*** Opening of Input records ***

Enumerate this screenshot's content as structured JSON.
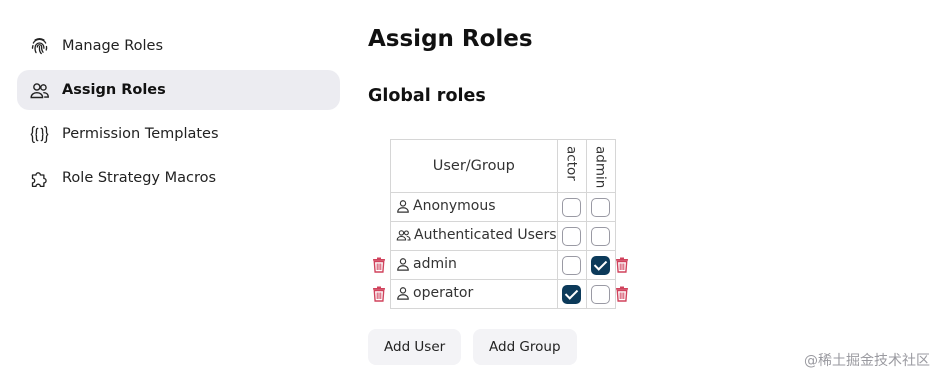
{
  "sidebar": {
    "items": [
      {
        "label": "Manage Roles",
        "icon": "fingerprint-icon"
      },
      {
        "label": "Assign Roles",
        "icon": "users-icon",
        "active": true
      },
      {
        "label": "Permission Templates",
        "icon": "braces-icon"
      },
      {
        "label": "Role Strategy Macros",
        "icon": "puzzle-icon"
      }
    ]
  },
  "main": {
    "title": "Assign Roles",
    "section_title": "Global roles",
    "table": {
      "header_user_group": "User/Group",
      "roles": [
        "actor",
        "admin"
      ],
      "rows": [
        {
          "name": "Anonymous",
          "type": "user",
          "actor": false,
          "admin": false,
          "deletable": false
        },
        {
          "name": "Authenticated Users",
          "type": "group",
          "actor": false,
          "admin": false,
          "deletable": false
        },
        {
          "name": "admin",
          "type": "user",
          "actor": false,
          "admin": true,
          "deletable": true
        },
        {
          "name": "operator",
          "type": "user",
          "actor": true,
          "admin": false,
          "deletable": true
        }
      ]
    },
    "buttons": {
      "add_user": "Add User",
      "add_group": "Add Group"
    }
  },
  "watermark": "@稀土掘金技术社区",
  "colors": {
    "checked": "#0c3a5a",
    "trash": "#d0425c",
    "active_nav_bg": "#ececf1"
  }
}
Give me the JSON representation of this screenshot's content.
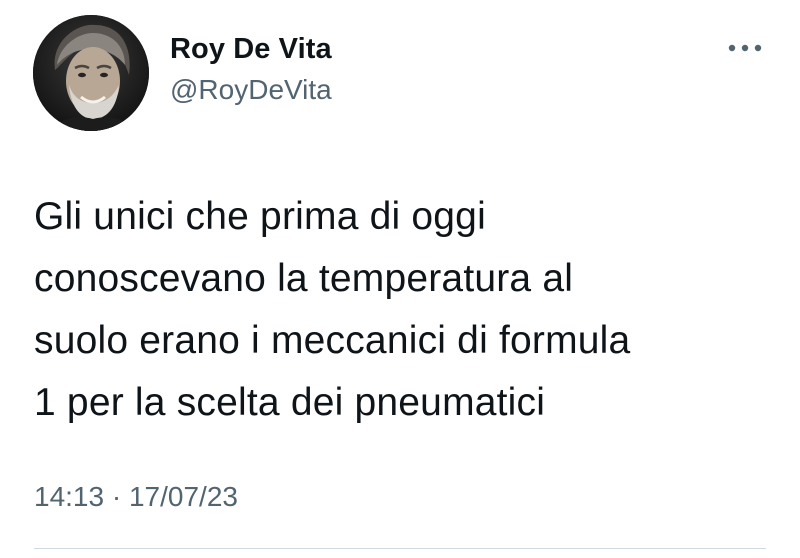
{
  "author": {
    "display_name": "Roy De Vita",
    "handle": "@RoyDeVita"
  },
  "tweet": {
    "lines": [
      "Gli unici che prima di oggi",
      "conoscevano la temperatura al",
      "suolo erano i meccanici di formula",
      "1 per la scelta dei pneumatici"
    ],
    "time": "14:13",
    "separator": "·",
    "date": "17/07/23"
  },
  "icons": {
    "more": "more-horizontal-icon",
    "avatar": "profile-photo"
  },
  "colors": {
    "text_primary": "#0f1419",
    "text_secondary": "#536471",
    "divider": "#cfd9de"
  }
}
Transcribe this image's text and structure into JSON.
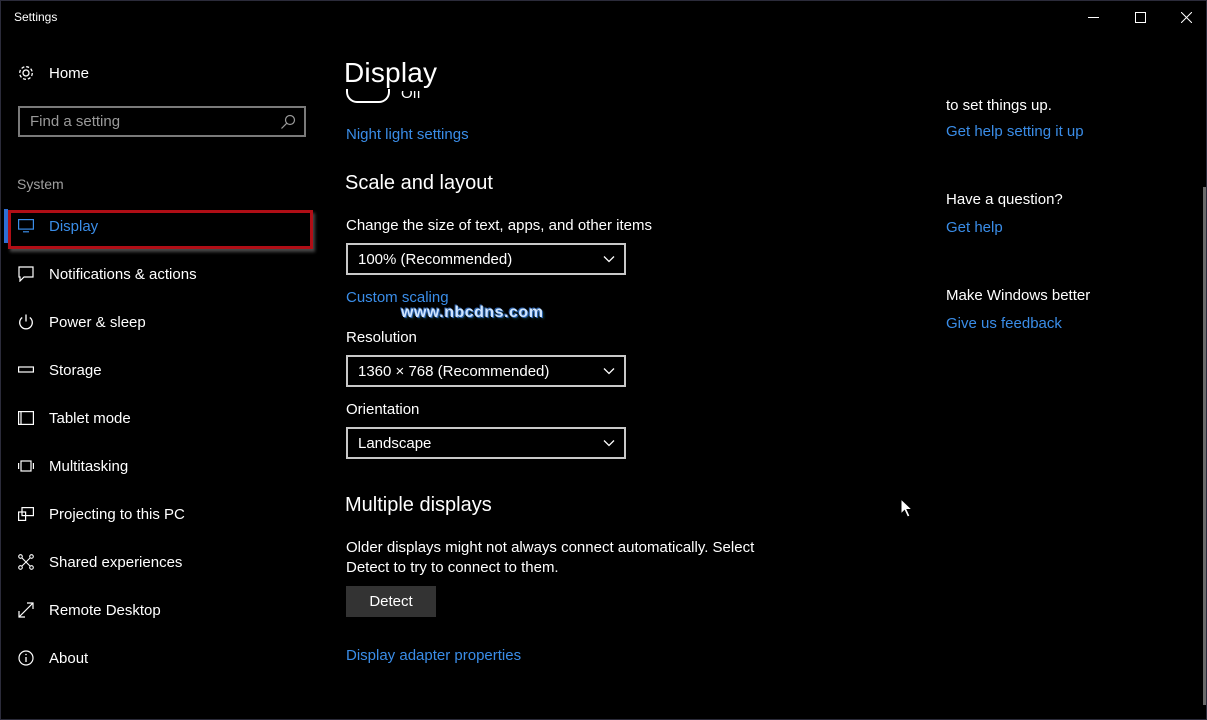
{
  "window": {
    "title": "Settings"
  },
  "sidebar": {
    "home_label": "Home",
    "search_placeholder": "Find a setting",
    "section_label": "System",
    "items": [
      {
        "label": "Display",
        "icon": "monitor-icon",
        "selected": true
      },
      {
        "label": "Notifications & actions",
        "icon": "speech-bubble-icon"
      },
      {
        "label": "Power & sleep",
        "icon": "power-icon"
      },
      {
        "label": "Storage",
        "icon": "storage-drive-icon"
      },
      {
        "label": "Tablet mode",
        "icon": "tablet-icon"
      },
      {
        "label": "Multitasking",
        "icon": "multitasking-icon"
      },
      {
        "label": "Projecting to this PC",
        "icon": "projector-icon"
      },
      {
        "label": "Shared experiences",
        "icon": "share-icon"
      },
      {
        "label": "Remote Desktop",
        "icon": "remote-desktop-icon"
      },
      {
        "label": "About",
        "icon": "info-icon"
      }
    ]
  },
  "main": {
    "title": "Display",
    "toggle_partial_text": "Off",
    "night_light_link": "Night light settings",
    "scale_heading": "Scale and layout",
    "scale_label": "Change the size of text, apps, and other items",
    "scale_value": "100% (Recommended)",
    "custom_scaling_link": "Custom scaling",
    "watermark": "www.nbcdns.com",
    "resolution_label": "Resolution",
    "resolution_value": "1360 × 768 (Recommended)",
    "orientation_label": "Orientation",
    "orientation_value": "Landscape",
    "multiple_heading": "Multiple displays",
    "multiple_text_line1": "Older displays might not always connect automatically. Select",
    "multiple_text_line2": "Detect to try to connect to them.",
    "detect_label": "Detect",
    "adapter_link": "Display adapter properties"
  },
  "right_pane": {
    "partial_text": "to set things up.",
    "help_setup_link": "Get help setting it up",
    "question_heading": "Have a question?",
    "get_help_link": "Get help",
    "better_heading": "Make Windows better",
    "feedback_link": "Give us feedback"
  },
  "colors": {
    "accent": "#3a8de8",
    "selected_indicator": "#2f6fd6",
    "highlight_box": "#b00e16",
    "background": "#000000"
  }
}
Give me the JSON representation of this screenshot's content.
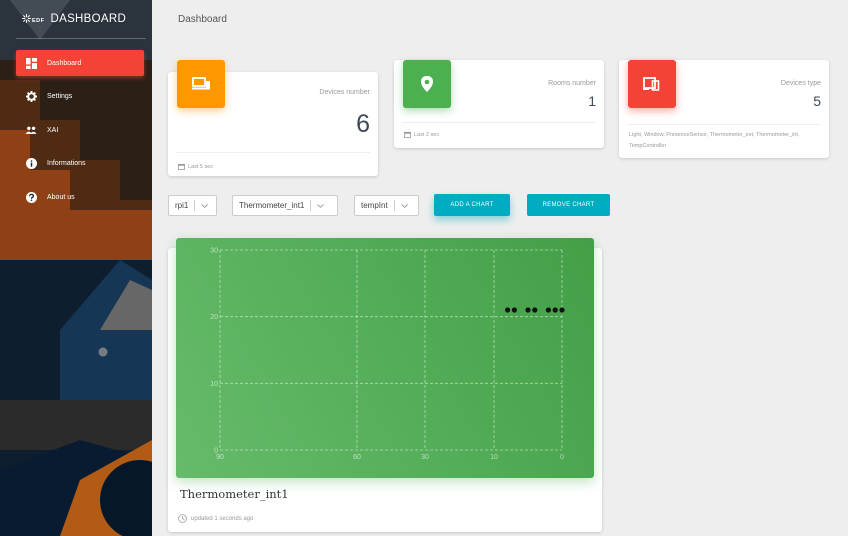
{
  "app": {
    "brand_logo": "EDF",
    "brand_name": "DASHBOARD",
    "page_title": "Dashboard"
  },
  "sidebar": {
    "items": [
      {
        "label": "Dashboard",
        "icon": "dashboard-icon",
        "active": true
      },
      {
        "label": "Settings",
        "icon": "gear-icon",
        "active": false
      },
      {
        "label": "XAI",
        "icon": "people-icon",
        "active": false
      },
      {
        "label": "Informations",
        "icon": "info-icon",
        "active": false
      },
      {
        "label": "About us",
        "icon": "help-icon",
        "active": false
      }
    ]
  },
  "stats": [
    {
      "label": "Devices number",
      "value": "6",
      "footer": "Last 5 sec",
      "color": "#ff9800",
      "icon": "laptop-icon"
    },
    {
      "label": "Rooms number",
      "value": "1",
      "footer": "Last 2 sec",
      "color": "#4caf50",
      "icon": "location-pin-icon"
    },
    {
      "label": "Devices type",
      "value": "5",
      "footer": "Light, Window, PresenceSensor, Thermometer_ext, Thermometer_int, TempController",
      "color": "#f44336",
      "icon": "devices-icon"
    }
  ],
  "controls": {
    "select_device": "rpi1",
    "select_sensor": "Thermometer_int1",
    "select_metric": "tempInt",
    "add_chart_label": "ADD A CHART",
    "remove_chart_label": "REMOVE CHART"
  },
  "chart_card": {
    "title": "Thermometer_int1",
    "updated": "updated 1 seconds ago"
  },
  "chart_data": {
    "type": "scatter",
    "ylim": [
      0,
      30
    ],
    "yticks": [
      "30",
      "20",
      "10",
      "0"
    ],
    "xticks": [
      "90",
      "60",
      "30",
      "10",
      "0"
    ],
    "grid": true,
    "points": [
      {
        "x": 8,
        "y": 21
      },
      {
        "x": 7,
        "y": 21
      },
      {
        "x": 5,
        "y": 21
      },
      {
        "x": 4,
        "y": 21
      },
      {
        "x": 2,
        "y": 21
      },
      {
        "x": 1,
        "y": 21
      },
      {
        "x": 0,
        "y": 21
      }
    ]
  },
  "colors": {
    "accent_red": "#f44336",
    "accent_cyan": "#00acc1",
    "chart_green": "#4caf50"
  }
}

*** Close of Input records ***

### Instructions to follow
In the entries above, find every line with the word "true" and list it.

### Response to this exercise
        "active": true
          "admin": true,
          "deletable": true
          "actor": true,
          "deletable": true
        "selected": true
        "active": true
    "grid": true,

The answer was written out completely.